*Assignment*:
Within the listing below, how many lines hold the string "date"? Only the number is wanted.

*Task inputs*:
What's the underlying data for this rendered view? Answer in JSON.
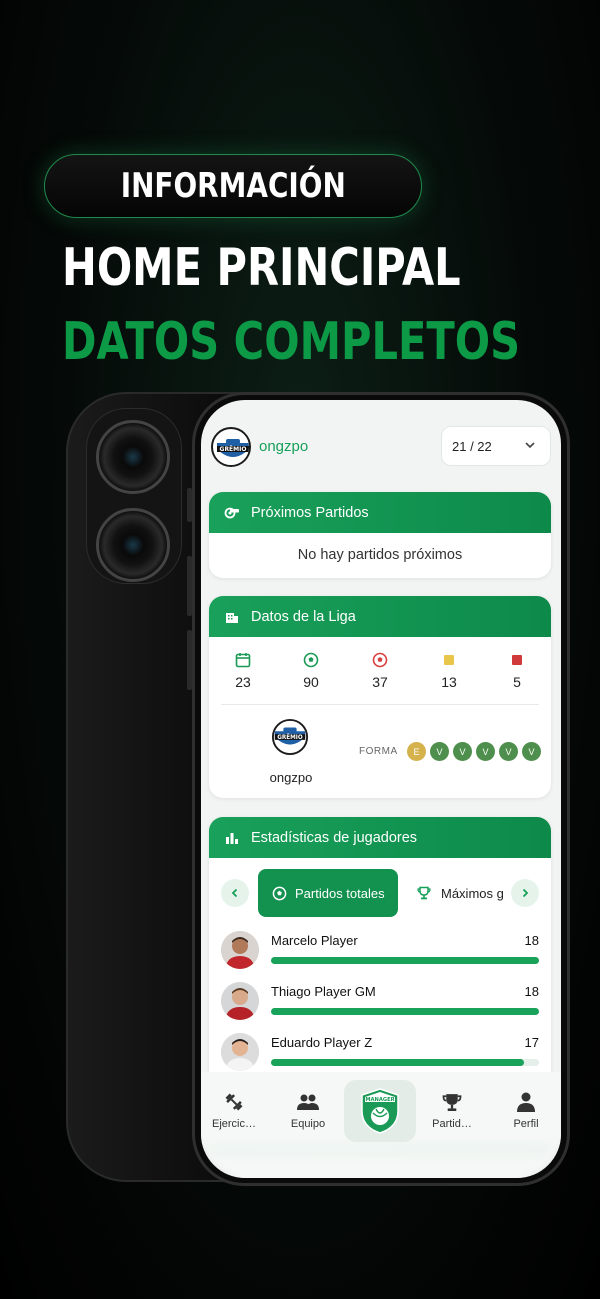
{
  "promo": {
    "badge": "INFORMACIÓN",
    "headline_1": "HOME PRINCIPAL",
    "headline_2": "DATOS COMPLETOS"
  },
  "app": {
    "team_name": "ongzpo",
    "season": "21 / 22",
    "next_matches": {
      "title": "Próximos Partidos",
      "empty": "No hay partidos próximos"
    },
    "league": {
      "title": "Datos de la Liga",
      "stats": [
        {
          "icon": "calendar-icon",
          "value": "23",
          "color": "#1b9a55"
        },
        {
          "icon": "soccer-ball-icon",
          "value": "90",
          "color": "#1b9a55"
        },
        {
          "icon": "soccer-ball-conceded-icon",
          "value": "37",
          "color": "#d84040"
        },
        {
          "icon": "yellow-card-icon",
          "value": "13",
          "color": "#e8c64a"
        },
        {
          "icon": "red-card-icon",
          "value": "5",
          "color": "#d03a3a"
        }
      ],
      "team_label": "ongzpo",
      "form_label": "FORMA",
      "form": [
        {
          "result": "E",
          "color": "#d6b24c"
        },
        {
          "result": "V",
          "color": "#4f8f4d"
        },
        {
          "result": "V",
          "color": "#4f8f4d"
        },
        {
          "result": "V",
          "color": "#4f8f4d"
        },
        {
          "result": "V",
          "color": "#4f8f4d"
        },
        {
          "result": "V",
          "color": "#4f8f4d"
        }
      ]
    },
    "player_stats": {
      "title": "Estadísticas de jugadores",
      "tab_active": "Partidos totales",
      "tab_next": "Máximos g",
      "players": [
        {
          "name": "Marcelo Player",
          "value": "18",
          "progress": 1.0
        },
        {
          "name": "Thiago Player GM",
          "value": "18",
          "progress": 1.0
        },
        {
          "name": "Eduardo Player Z",
          "value": "17",
          "progress": 0.944
        }
      ]
    },
    "nav": {
      "items": [
        {
          "label": "Ejercic…",
          "icon": "dumbbell-icon"
        },
        {
          "label": "Equipo",
          "icon": "team-icon"
        },
        {
          "label": "Partid…",
          "icon": "trophy-icon"
        },
        {
          "label": "Perfil",
          "icon": "person-icon"
        }
      ],
      "center_logo_text": "MANAGER"
    },
    "logo_text": "GRÊMIO"
  }
}
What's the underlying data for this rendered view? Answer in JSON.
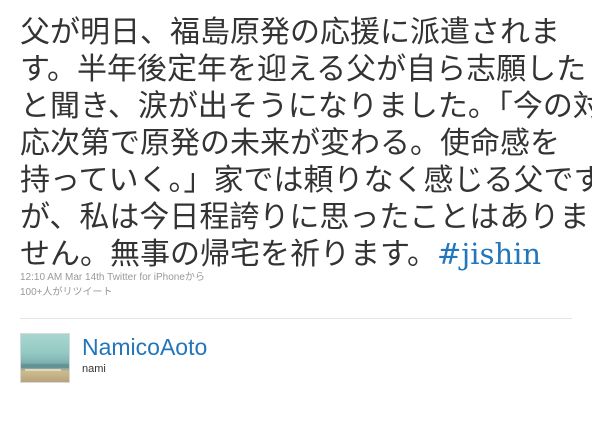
{
  "tweet": {
    "lines": [
      "父が明日、福島原発の応援に派遣されま",
      "す。半年後定年を迎える父が自ら志願した",
      "と聞き、涙が出そうになりました。「今の対",
      "応次第で原発の未来が変わる。使命感を",
      "持っていく。」家では頼りなく感じる父です",
      "が、私は今日程誇りに思ったことはありま",
      "せん。無事の帰宅を祈ります。"
    ],
    "hashtag": "#jishin"
  },
  "meta": {
    "timestamp": "12:10 AM Mar 14th",
    "source": "Twitter for iPhone",
    "source_suffix": "から",
    "retweets": "100+人がリツイート"
  },
  "author": {
    "screen_name": "NamicoAoto",
    "full_name": "nami"
  },
  "colors": {
    "link": "#2276bb",
    "text": "#333333",
    "meta": "#999999"
  }
}
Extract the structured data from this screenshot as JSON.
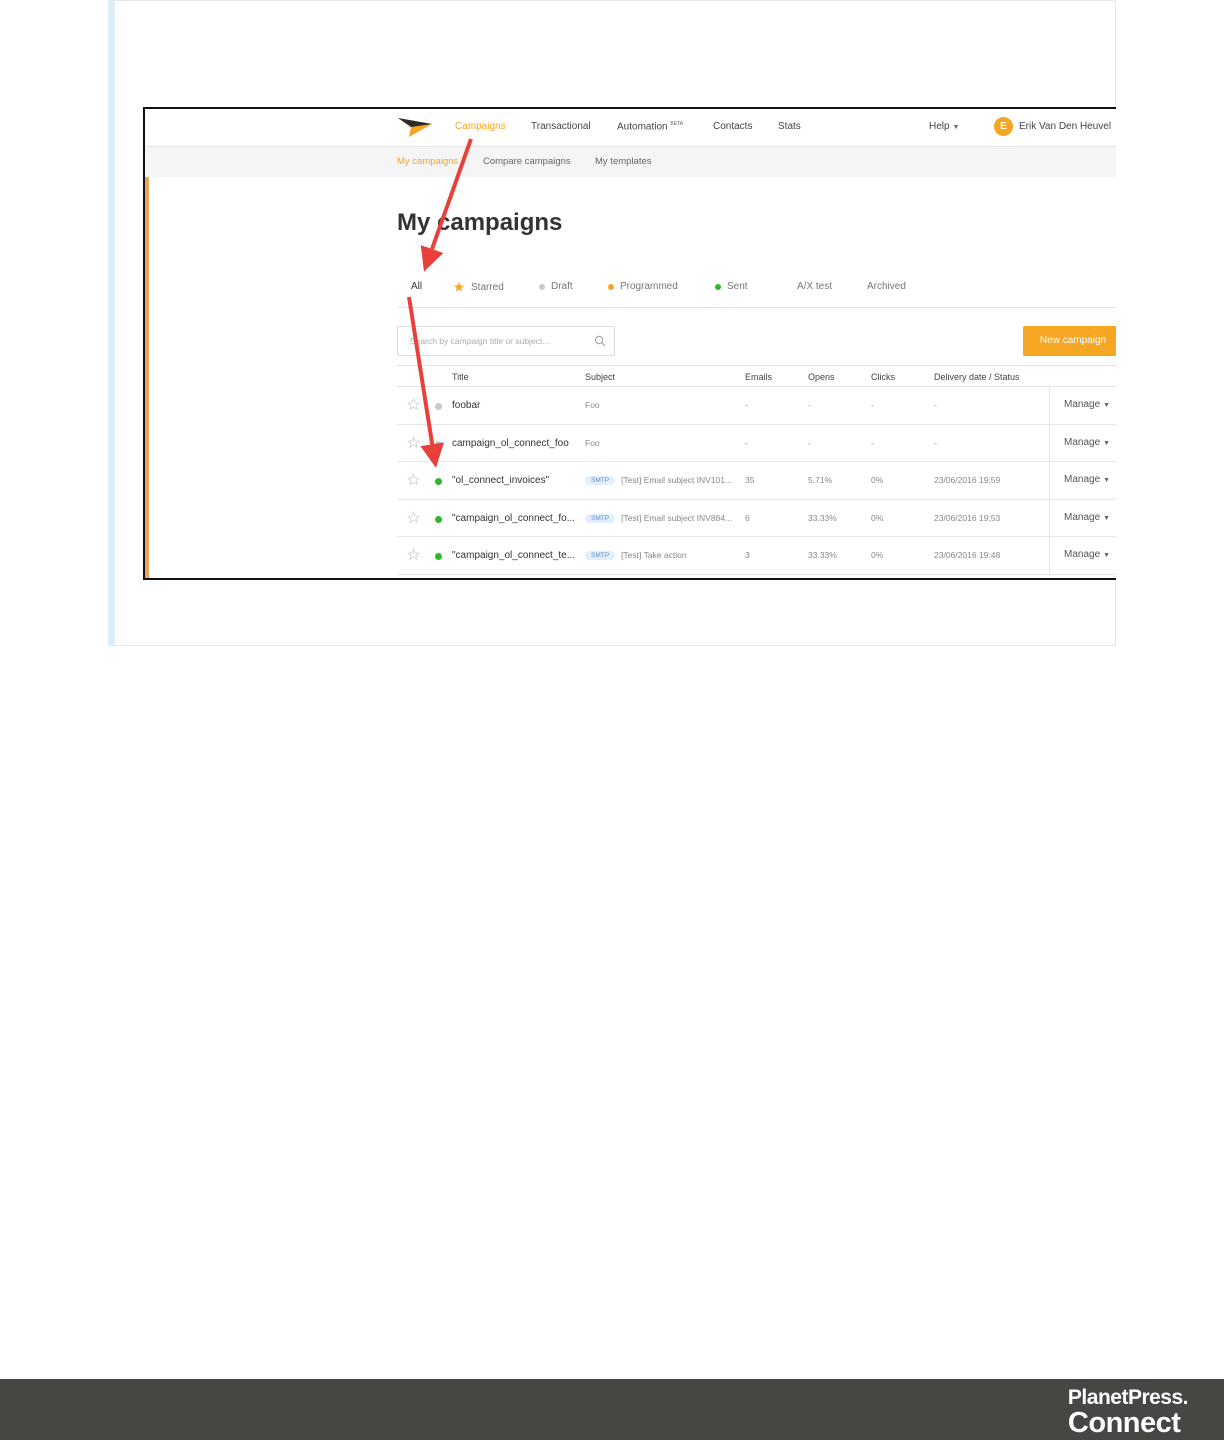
{
  "nav": {
    "items": [
      "Campaigns",
      "Transactional",
      "Automation",
      "Contacts",
      "Stats"
    ],
    "automation_badge": "BETA",
    "help": "Help",
    "user_initial": "E",
    "user_name": "Erik Van Den Heuvel"
  },
  "subnav": [
    "My campaigns",
    "Compare campaigns",
    "My templates"
  ],
  "page_title": "My campaigns",
  "filters": [
    {
      "label": "All"
    },
    {
      "label": "Starred"
    },
    {
      "label": "Draft"
    },
    {
      "label": "Programmed"
    },
    {
      "label": "Sent"
    },
    {
      "label": "A/X test"
    },
    {
      "label": "Archived"
    }
  ],
  "search": {
    "placeholder": "Search by campaign title or subject..."
  },
  "new_campaign_label": "New campaign",
  "table": {
    "headers": [
      "Title",
      "Subject",
      "Emails",
      "Opens",
      "Clicks",
      "Delivery date / Status"
    ],
    "manage_label": "Manage",
    "rows": [
      {
        "title": "foobar",
        "badge": "",
        "subject": "Foo",
        "emails": "-",
        "opens": "-",
        "clicks": "-",
        "date": "-",
        "status": "draft"
      },
      {
        "title": "campaign_ol_connect_foo",
        "badge": "",
        "subject": "Foo",
        "emails": "-",
        "opens": "-",
        "clicks": "-",
        "date": "-",
        "status": "draft"
      },
      {
        "title": "\"ol_connect_invoices\"",
        "badge": "SMTP",
        "subject": "[Test] Email subject INV101...",
        "emails": "35",
        "opens": "5.71%",
        "clicks": "0%",
        "date": "23/06/2016 19:59",
        "status": "sent"
      },
      {
        "title": "\"campaign_ol_connect_fo...",
        "badge": "SMTP",
        "subject": "[Test] Email subject INV884...",
        "emails": "6",
        "opens": "33.33%",
        "clicks": "0%",
        "date": "23/06/2016 19:53",
        "status": "sent"
      },
      {
        "title": "\"campaign_ol_connect_te...",
        "badge": "SMTP",
        "subject": "[Test] Take action",
        "emails": "3",
        "opens": "33.33%",
        "clicks": "0%",
        "date": "23/06/2016 19:48",
        "status": "sent"
      }
    ]
  },
  "footer": {
    "brand_line1": "PlanetPress.",
    "brand_line2": "Connect"
  },
  "colors": {
    "accent": "#f5a623",
    "sent": "#2eb82e",
    "draft": "#c8c8c8",
    "arrow": "#e8403a",
    "footer_bg": "#474643"
  }
}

*Answer to the problem*:
6